To mark the anniversary of the bombing of the World Trade Center and the Pentagon in 2001, President Bush proclaimed that September 11 be named Patriot Day. On this day, the proclamation asks that flags be flown at half-mast and that the day be marked by ceremonies, candlelight vigils, and other remembrance services.
Even though this day marks the anniversary of a huge disaster, it is called Patriot Day. How does this label change our perceptions about the events of September 11, 2001? Ask students to write their explanation of why this date is now called Patriot Day. An alternative assignment could be to ask students to record their reflections about 9/11. What do they recall about that fateful day? How are their perceptions colored by how the media reported the event? Another alternative might be to explore the various meanings of the word "patriot." Is it possible to be a patriot and still disagree with certain aspects of the government? What is the best way to voice criticism of the government? Perhaps social studies teachers could join in a cross-disciplinary writing assignment about civil disobedience.

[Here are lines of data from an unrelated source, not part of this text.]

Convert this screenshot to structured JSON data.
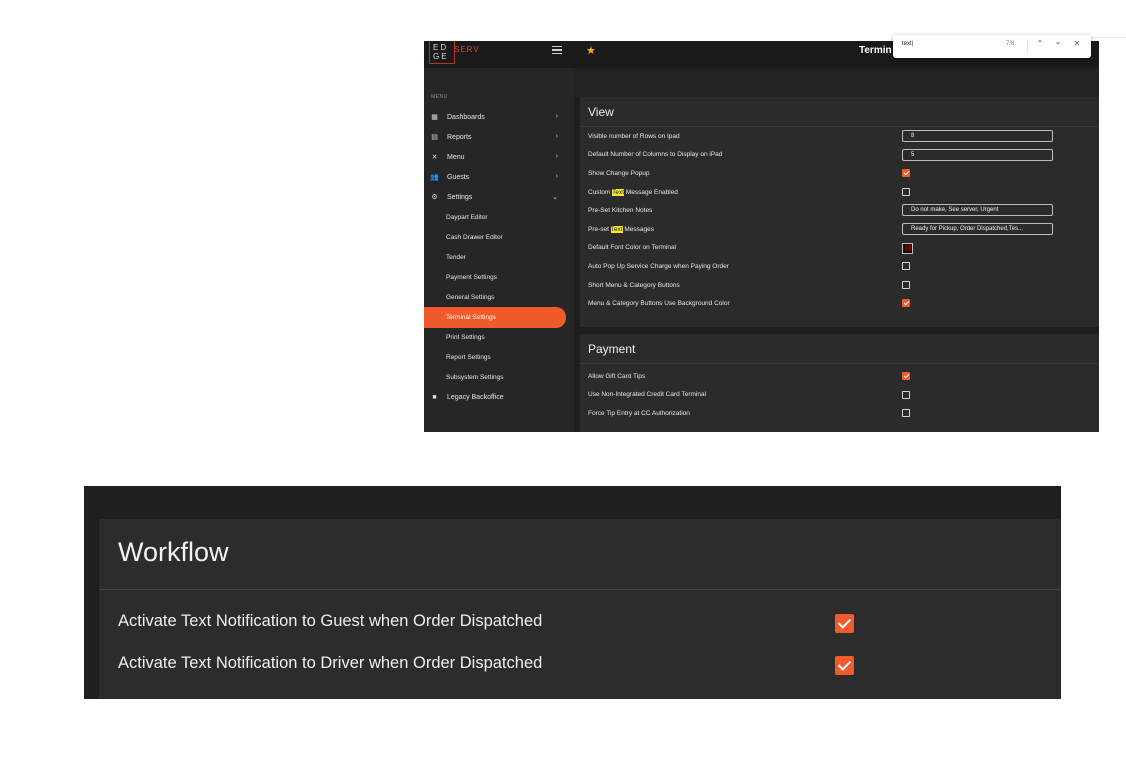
{
  "app": {
    "brand": {
      "logo_line1": "ED",
      "logo_line2": "GE",
      "logo_suffix": "SERV"
    },
    "page_title": "Termin",
    "menu_caption": "MENU",
    "nav": [
      {
        "label": "Dashboards",
        "icon": "dashboard-icon",
        "chevron": "›"
      },
      {
        "label": "Reports",
        "icon": "document-icon",
        "chevron": "›"
      },
      {
        "label": "Menu",
        "icon": "utensils-icon",
        "chevron": "›"
      },
      {
        "label": "Guests",
        "icon": "users-icon",
        "chevron": "›"
      },
      {
        "label": "Settings",
        "icon": "gear-icon",
        "chevron": "⌄"
      }
    ],
    "settings_sub": [
      "Daypart Editor",
      "Cash Drawer Editor",
      "Tender",
      "Payment Settings",
      "General Settings",
      "Terminal Settings",
      "Print Settings",
      "Report Settings",
      "Subsystem Settings"
    ],
    "legacy": {
      "label": "Legacy Backoffice",
      "icon": "briefcase-icon"
    },
    "view": {
      "title": "View",
      "rows": {
        "r1": {
          "label": "Visible number of Rows on Ipad",
          "value": "8"
        },
        "r2": {
          "label": "Default Number of Columns to Display on iPad",
          "value": "5"
        },
        "r3": {
          "label": "Show Change Popup"
        },
        "r4": {
          "before": "Custom ",
          "hl": "Text",
          "after": " Message Enabled"
        },
        "r5": {
          "label": "Pre-Set Kitchen Notes",
          "value": "Do not make, See server, Urgent"
        },
        "r6": {
          "before": "Pre-set ",
          "hl": "Text",
          "after": " Messages",
          "value": "Ready for Pickup, Order Dispatched,Tes..."
        },
        "r7": {
          "label": "Default Font Color on Terminal"
        },
        "r8": {
          "label": "Auto Pop Up Service Charge when Paying Order"
        },
        "r9": {
          "label": "Short Menu & Category Buttons"
        },
        "r10": {
          "label": "Menu & Category Buttons Use Background Color"
        }
      },
      "checked": {
        "r3": true,
        "r4": false,
        "r8": false,
        "r9": false,
        "r10": true
      }
    },
    "payment": {
      "title": "Payment",
      "rows": [
        {
          "label": "Allow Gift Card Tips",
          "checked": true
        },
        {
          "label": "Use Non-Integrated Credit Card Terminal",
          "checked": false
        },
        {
          "label": "Force Tip Entry at CC Authorization",
          "checked": false
        }
      ]
    },
    "colors": {
      "accent": "#f15a2b",
      "highlight": "#f7ea2a",
      "star": "#f4b400",
      "font_color_swatch": "#6b0000"
    }
  },
  "findbar": {
    "query": "text|",
    "count": "7/8",
    "prev_icon": "chevron-up-icon",
    "next_icon": "chevron-down-icon",
    "close_icon": "close-icon"
  },
  "workflow": {
    "title": "Workflow",
    "rows": [
      {
        "label": "Activate Text Notification to Guest when Order Dispatched",
        "checked": true
      },
      {
        "label": "Activate Text Notification to Driver when Order Dispatched",
        "checked": true
      }
    ]
  }
}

From the American Memory project, this extensive resource provides an explanation of the events with links to photographs, exhibits, and documents preserved in the Library of Congress collection.
This site has collected over 150,000 digital items related to the terrorist attacks of September 11, 2001. Included are emails, images, and first-hand accounts. Because of the nature of the collection, you may want to preview the material before sharing with your students to ensure that the images and text are appropriate for your classroom.
This online exhibit from the National Museum of American History focuses on artifacts related to the attacks and stories that explain the significance of the items. The site includes educational resources and archived professional development sessions.